| Aim of the task |
Output the data below exactly, images excluded.

| Given data |
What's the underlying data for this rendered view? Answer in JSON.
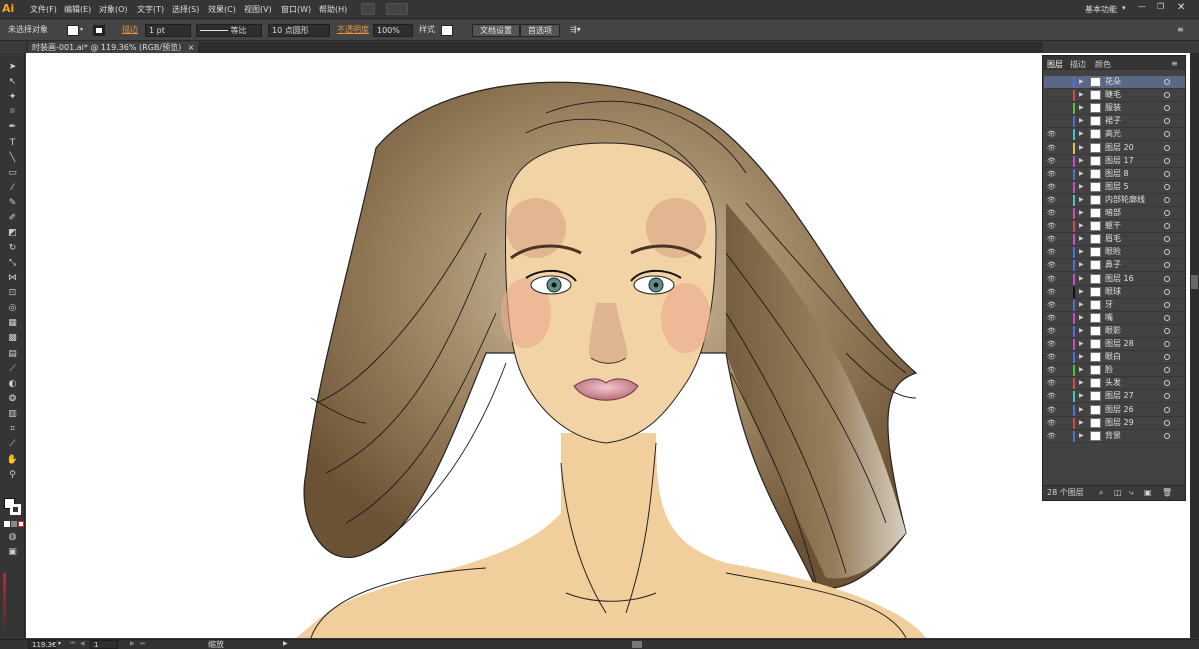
{
  "menubar": {
    "logo": "Ai",
    "items": [
      "文件(F)",
      "编辑(E)",
      "对象(O)",
      "文字(T)",
      "选择(S)",
      "效果(C)",
      "视图(V)",
      "窗口(W)",
      "帮助(H)"
    ],
    "workspace": "基本功能"
  },
  "control": {
    "selection": "未选择对象",
    "stroke_label": "描边",
    "stroke_weight": "1 pt",
    "profile": "等比",
    "brush": "10 点圆形",
    "opacity_label": "不透明度",
    "opacity": "100%",
    "style_label": "样式",
    "doc_setup": "文档设置",
    "prefs": "首选项"
  },
  "document": {
    "tab": "时装画-001.ai* @ 119.36% (RGB/预览)",
    "close": "×"
  },
  "layers_panel": {
    "tabs": [
      "图层",
      "描边",
      "颜色"
    ],
    "layers": [
      {
        "name": "花朵",
        "color": "#4d6fd8",
        "eye": false,
        "selected": true
      },
      {
        "name": "睫毛",
        "color": "#d84b4b",
        "eye": false
      },
      {
        "name": "服装",
        "color": "#4bc24b",
        "eye": false
      },
      {
        "name": "裙子",
        "color": "#4d6fd8",
        "eye": false
      },
      {
        "name": "高光",
        "color": "#3fc6c6",
        "eye": true
      },
      {
        "name": "图层 20",
        "color": "#d8c84b",
        "eye": true
      },
      {
        "name": "图层 17",
        "color": "#c84bc8",
        "eye": true
      },
      {
        "name": "图层 8",
        "color": "#4d6fd8",
        "eye": true
      },
      {
        "name": "图层 5",
        "color": "#c84bc8",
        "eye": true
      },
      {
        "name": "内部轮廓线",
        "color": "#3fc6c6",
        "eye": true
      },
      {
        "name": "暗部",
        "color": "#c84bc8",
        "eye": true
      },
      {
        "name": "躯干",
        "color": "#d84b4b",
        "eye": true
      },
      {
        "name": "眉毛",
        "color": "#c84bc8",
        "eye": true
      },
      {
        "name": "眼睑",
        "color": "#4d6fd8",
        "eye": true
      },
      {
        "name": "鼻子",
        "color": "#4d6fd8",
        "eye": true
      },
      {
        "name": "图层 16",
        "color": "#c84bc8",
        "eye": true
      },
      {
        "name": "眼球",
        "color": "#111111",
        "eye": true
      },
      {
        "name": "牙",
        "color": "#4d6fd8",
        "eye": true
      },
      {
        "name": "嘴",
        "color": "#c84bc8",
        "eye": true
      },
      {
        "name": "眼影",
        "color": "#4d6fd8",
        "eye": true
      },
      {
        "name": "图层 28",
        "color": "#c84bc8",
        "eye": true
      },
      {
        "name": "眼白",
        "color": "#4d6fd8",
        "eye": true
      },
      {
        "name": "脸",
        "color": "#4bc24b",
        "eye": true
      },
      {
        "name": "头发",
        "color": "#d84b4b",
        "eye": true
      },
      {
        "name": "图层 27",
        "color": "#3fc6c6",
        "eye": true
      },
      {
        "name": "图层 26",
        "color": "#4d6fd8",
        "eye": true
      },
      {
        "name": "图层 29",
        "color": "#d84b4b",
        "eye": true
      },
      {
        "name": "背景",
        "color": "#4d6fd8",
        "eye": true
      }
    ],
    "footer": "28 个图层"
  },
  "status": {
    "zoom": "119.3€",
    "page": "1",
    "tool": "缩放"
  }
}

| Your solution |
What's the underlying data for this rendered view? Answer in JSON.
{
  "menubar": {
    "logo": "Ai",
    "items": [
      "文件(F)",
      "编辑(E)",
      "对象(O)",
      "文字(T)",
      "选择(S)",
      "效果(C)",
      "视图(V)",
      "窗口(W)",
      "帮助(H)"
    ],
    "workspace": "基本功能"
  },
  "control": {
    "selection": "未选择对象",
    "stroke_label": "描边",
    "stroke_weight": "1 pt",
    "profile": "等比",
    "brush": "10 点圆形",
    "opacity_label": "不透明度",
    "opacity": "100%",
    "style_label": "样式",
    "doc_setup": "文档设置",
    "prefs": "首选项"
  },
  "document": {
    "tab": "时装画-001.ai* @ 119.36% (RGB/预览)",
    "close": "×"
  },
  "layers_panel": {
    "tabs": [
      "图层",
      "描边",
      "颜色"
    ],
    "layers": [
      {
        "name": "花朵",
        "color": "#4d6fd8",
        "eye": false,
        "selected": true
      },
      {
        "name": "睫毛",
        "color": "#d84b4b",
        "eye": false
      },
      {
        "name": "服装",
        "color": "#4bc24b",
        "eye": false
      },
      {
        "name": "裙子",
        "color": "#4d6fd8",
        "eye": false
      },
      {
        "name": "高光",
        "color": "#3fc6c6",
        "eye": true
      },
      {
        "name": "图层 20",
        "color": "#d8c84b",
        "eye": true
      },
      {
        "name": "图层 17",
        "color": "#c84bc8",
        "eye": true
      },
      {
        "name": "图层 8",
        "color": "#4d6fd8",
        "eye": true
      },
      {
        "name": "图层 5",
        "color": "#c84bc8",
        "eye": true
      },
      {
        "name": "内部轮廓线",
        "color": "#3fc6c6",
        "eye": true
      },
      {
        "name": "暗部",
        "color": "#c84bc8",
        "eye": true
      },
      {
        "name": "躯干",
        "color": "#d84b4b",
        "eye": true
      },
      {
        "name": "眉毛",
        "color": "#c84bc8",
        "eye": true
      },
      {
        "name": "眼睑",
        "color": "#4d6fd8",
        "eye": true
      },
      {
        "name": "鼻子",
        "color": "#4d6fd8",
        "eye": true
      },
      {
        "name": "图层 16",
        "color": "#c84bc8",
        "eye": true
      },
      {
        "name": "眼球",
        "color": "#111111",
        "eye": true
      },
      {
        "name": "牙",
        "color": "#4d6fd8",
        "eye": true
      },
      {
        "name": "嘴",
        "color": "#c84bc8",
        "eye": true
      },
      {
        "name": "眼影",
        "color": "#4d6fd8",
        "eye": true
      },
      {
        "name": "图层 28",
        "color": "#c84bc8",
        "eye": true
      },
      {
        "name": "眼白",
        "color": "#4d6fd8",
        "eye": true
      },
      {
        "name": "脸",
        "color": "#4bc24b",
        "eye": true
      },
      {
        "name": "头发",
        "color": "#d84b4b",
        "eye": true
      },
      {
        "name": "图层 27",
        "color": "#3fc6c6",
        "eye": true
      },
      {
        "name": "图层 26",
        "color": "#4d6fd8",
        "eye": true
      },
      {
        "name": "图层 29",
        "color": "#d84b4b",
        "eye": true
      },
      {
        "name": "背景",
        "color": "#4d6fd8",
        "eye": true
      }
    ],
    "footer": "28 个图层"
  },
  "status": {
    "zoom": "119.3€",
    "page": "1",
    "tool": "缩放"
  }
}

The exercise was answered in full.